While both bills secured the requisite majority to advance out of committee, each bill received some opposition. In both cases, lawmakers questioned the effect that the increased tax burdens would have on low-income families.
During public comment, Royce Van Tassell, vice president of the Utah Taxpayers Association, said discussion of tax increases are often based on the hope or expectation that increasing per-pupil spending will automatically result in greater student achievement.
Van Tassell said there is little evidence to support that belief. Instead, years of increased funding show that test scores and other indicators have remained relatively static.
"How can we spend the education dollars we have in a way that drives higher education achievement?" he asked.
But Jones responded that during that same period of time, tens of thousands of new students have been added to Utah's student population. Utah's population has also grown increasingly diverse, with more students learning English as a second language or coming from homes that are economically disadvantaged.
Gallagher-Fishbaugh said one of the challenges facing public education in Utah is the growing difficulty to attract and retain quality educators. She said the bills debated by lawmakers often focus on filling schools with technology or altering the minutiae of school operations while the teaching workforce continues to take financial hits that hurt morale.

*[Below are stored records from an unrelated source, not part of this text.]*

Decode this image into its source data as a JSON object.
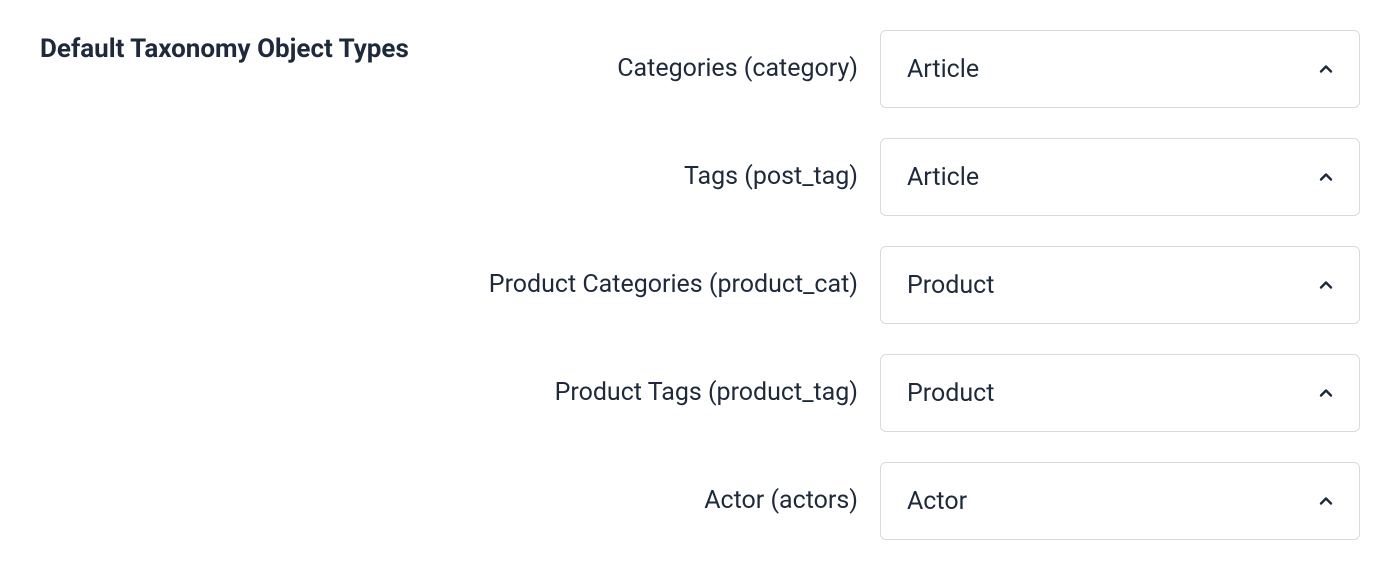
{
  "section_title": "Default Taxonomy Object Types",
  "fields": [
    {
      "label": "Categories (category)",
      "value": "Article"
    },
    {
      "label": "Tags (post_tag)",
      "value": "Article"
    },
    {
      "label": "Product Categories (product_cat)",
      "value": "Product"
    },
    {
      "label": "Product Tags (product_tag)",
      "value": "Product"
    },
    {
      "label": "Actor (actors)",
      "value": "Actor"
    }
  ]
}
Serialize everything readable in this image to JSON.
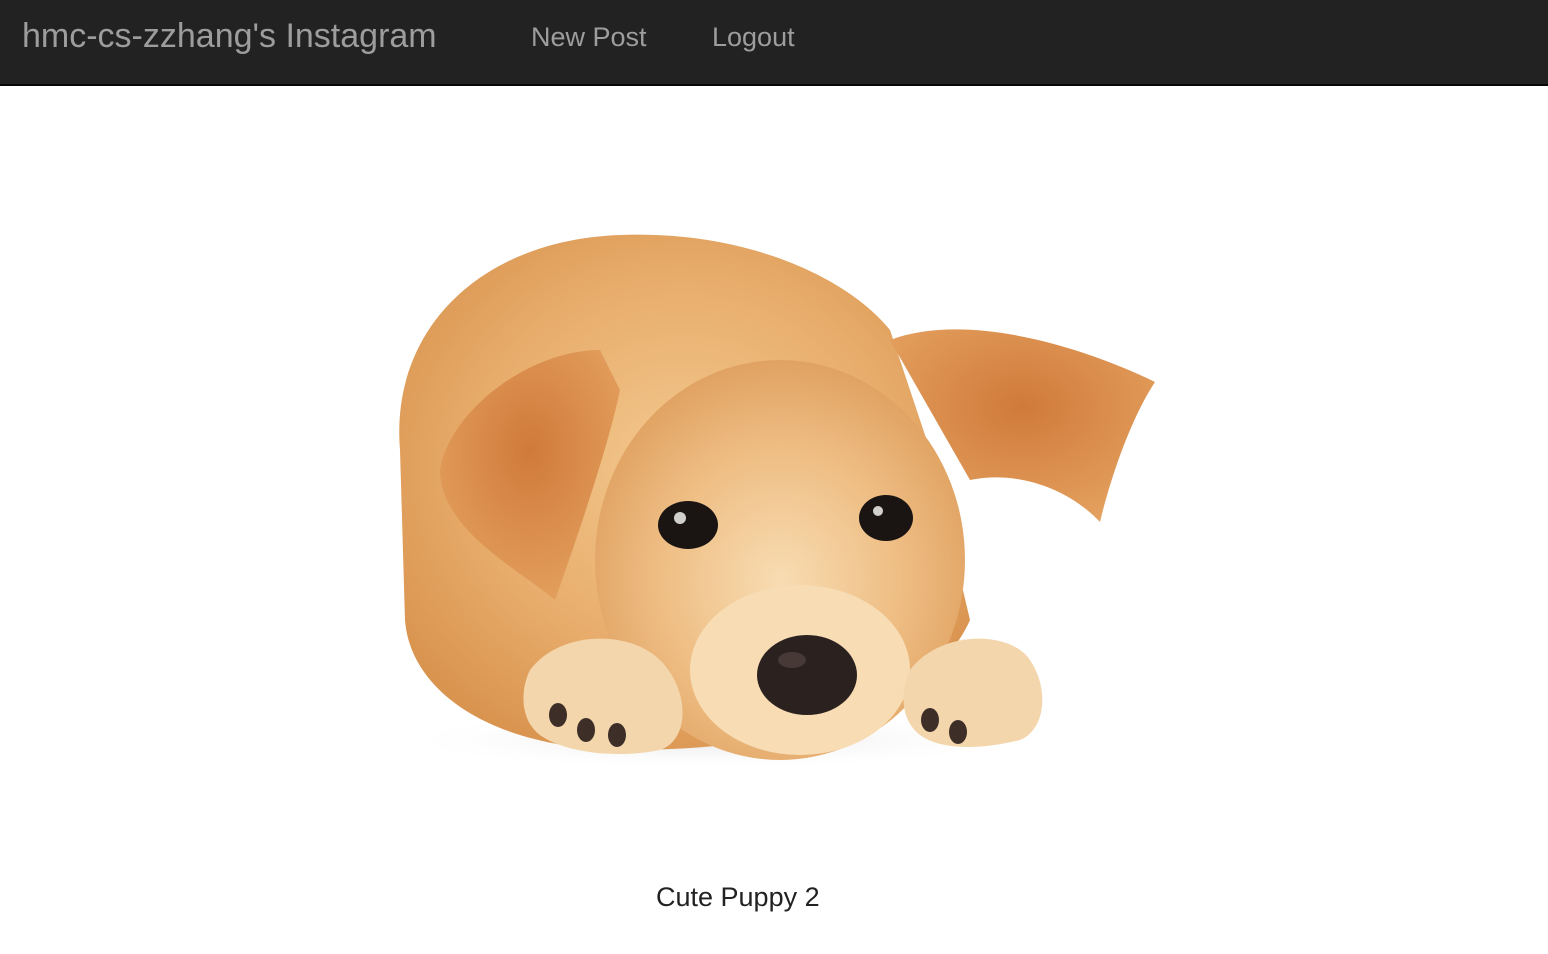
{
  "navbar": {
    "brand": "hmc-cs-zzhang's Instagram",
    "links": [
      {
        "label": "New Post"
      },
      {
        "label": "Logout"
      }
    ]
  },
  "post": {
    "caption": "Cute Puppy 2"
  },
  "colors": {
    "navbar_bg": "#222222",
    "nav_text": "#9d9d9d",
    "fur": "#e9b070",
    "fur_dark": "#d98d4a",
    "fur_light": "#f7dcb4"
  }
}
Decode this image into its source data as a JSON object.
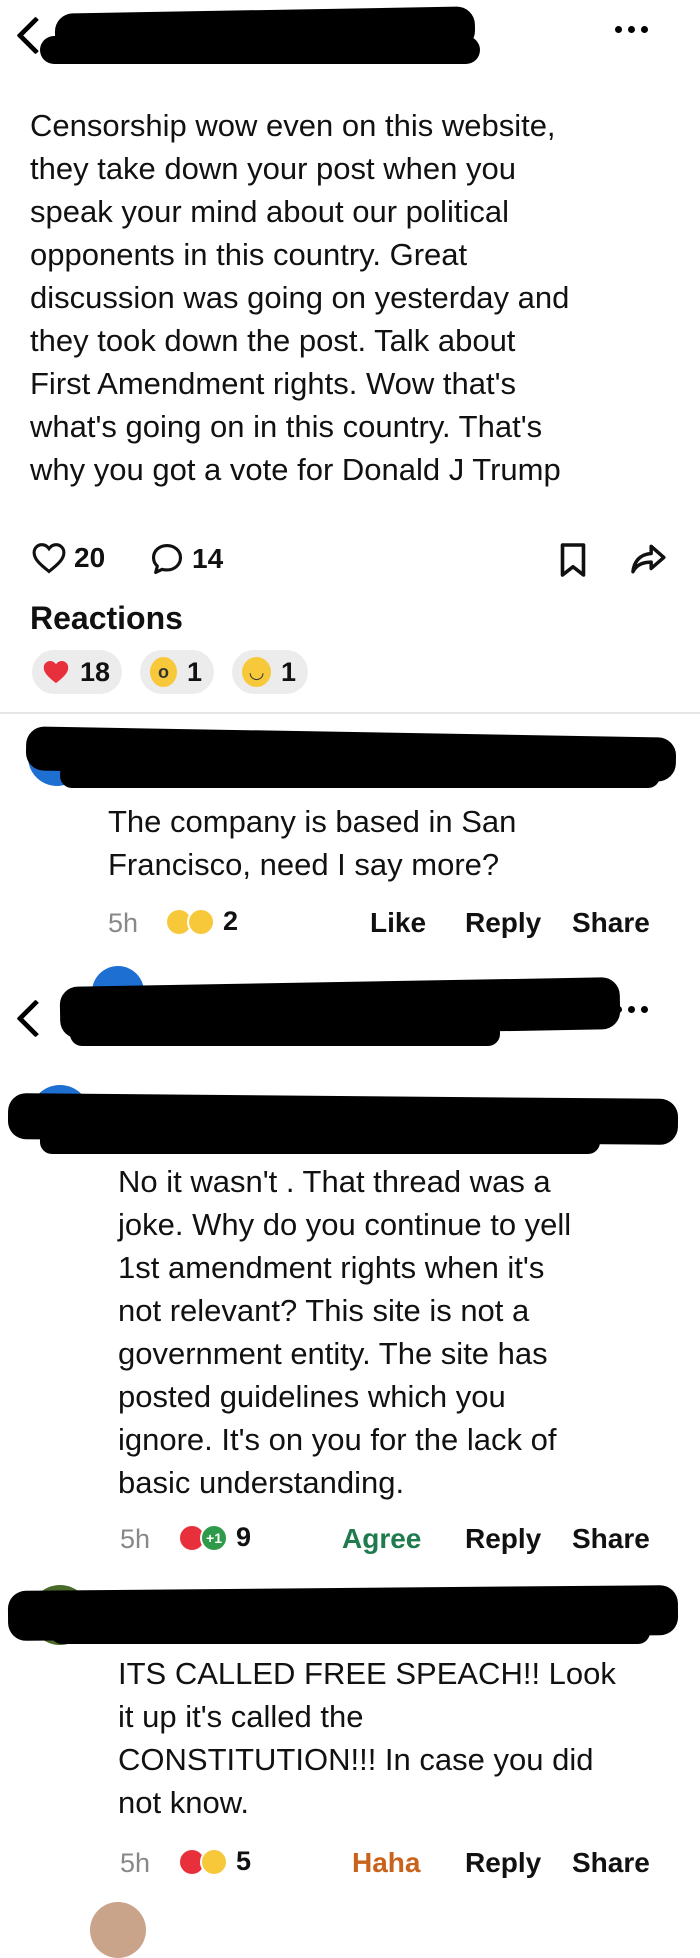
{
  "post": {
    "text": "Censorship wow even on this website,\nthey take down your post when you\nspeak your mind about our political\nopponents in this country. Great\ndiscussion was going on yesterday and\nthey took down the post. Talk about\nFirst Amendment rights. Wow that's\nwhat's going on in this country. That's\nwhy you got a vote for Donald J Trump",
    "likes": "20",
    "comments": "14",
    "icons": [
      "back-icon",
      "more-icon",
      "heart-icon",
      "comment-icon",
      "bookmark-icon",
      "share-icon"
    ]
  },
  "reactions": {
    "title": "Reactions",
    "items": [
      {
        "icon": "heart-icon",
        "count": "18",
        "color": "#e8303c"
      },
      {
        "icon": "wow-emoji-icon",
        "count": "1",
        "color": "#f7c83a"
      },
      {
        "icon": "haha-emoji-icon",
        "count": "1",
        "color": "#f7c83a"
      }
    ]
  },
  "comments": [
    {
      "text": "The company is based in San\nFrancisco, need I say more?",
      "time": "5h",
      "reaction_count": "2",
      "actions": [
        "Like",
        "Reply",
        "Share"
      ]
    },
    {
      "text": "No it wasn't . That thread was a\njoke.  Why do you continue to yell\n1st amendment rights when it's\nnot relevant?  This site is not a\ngovernment entity.  The site has\nposted guidelines which you\nignore.  It's on you for the lack of\nbasic understanding.",
      "time": "5h",
      "reaction_count": "9",
      "reaction_badge": "+1",
      "actions": [
        "Agree",
        "Reply",
        "Share"
      ],
      "primary_color": "#1f7a4d"
    },
    {
      "text": "ITS CALLED FREE SPEACH!! Look\nit up it's called the\nCONSTITUTION!!! In case you did\nnot know.",
      "time": "5h",
      "reaction_count": "5",
      "actions": [
        "Haha",
        "Reply",
        "Share"
      ],
      "primary_color": "#c9621a"
    }
  ],
  "colors": {
    "heart": "#e8303c",
    "emoji": "#f7c83a",
    "blue": "#1d6fd1"
  }
}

"None of us went into education to become millionaires, or to even be independently wealthy, or even on the upper end of the scale," Gallagher-Fishbaugh said. "But we did look at being able to provide for our families and be able to see pay commensurate with other professions of similar caliber and education."
Compounding the issue of school funding is the growing cost related to social security and retirement that school districts are obligated to pay.
In 2013, lawmakers approved a 2 percent increase to the weighted pupil unit, which translated to roughly $50 million in additional per-pupil spending. But relatively few of those new dollars were left after obligations were met.
This year, Gov. Gary Herbert has called for a 2.5 percent increase in per-pupil spending, but Gallagher-Fishbaugh says that figure would similarly provide little funding for investment in schools.
"Anything less than a 2.7 percent increase on the WPU this year will result in nothing for us — nothing — because there are obligations the districts have," she said.
Gallagher-Fishbaugh said she recognizes the effect the bills would have on Utah families, but she reiterated that all Utahns, including those without children in public schools, benefit from a quality education system.
"I certainly don’t believe people should be penalized for having children," she said. "But I do believe a fair tax base needs to be provided for everyone to pay into the system at the same rate."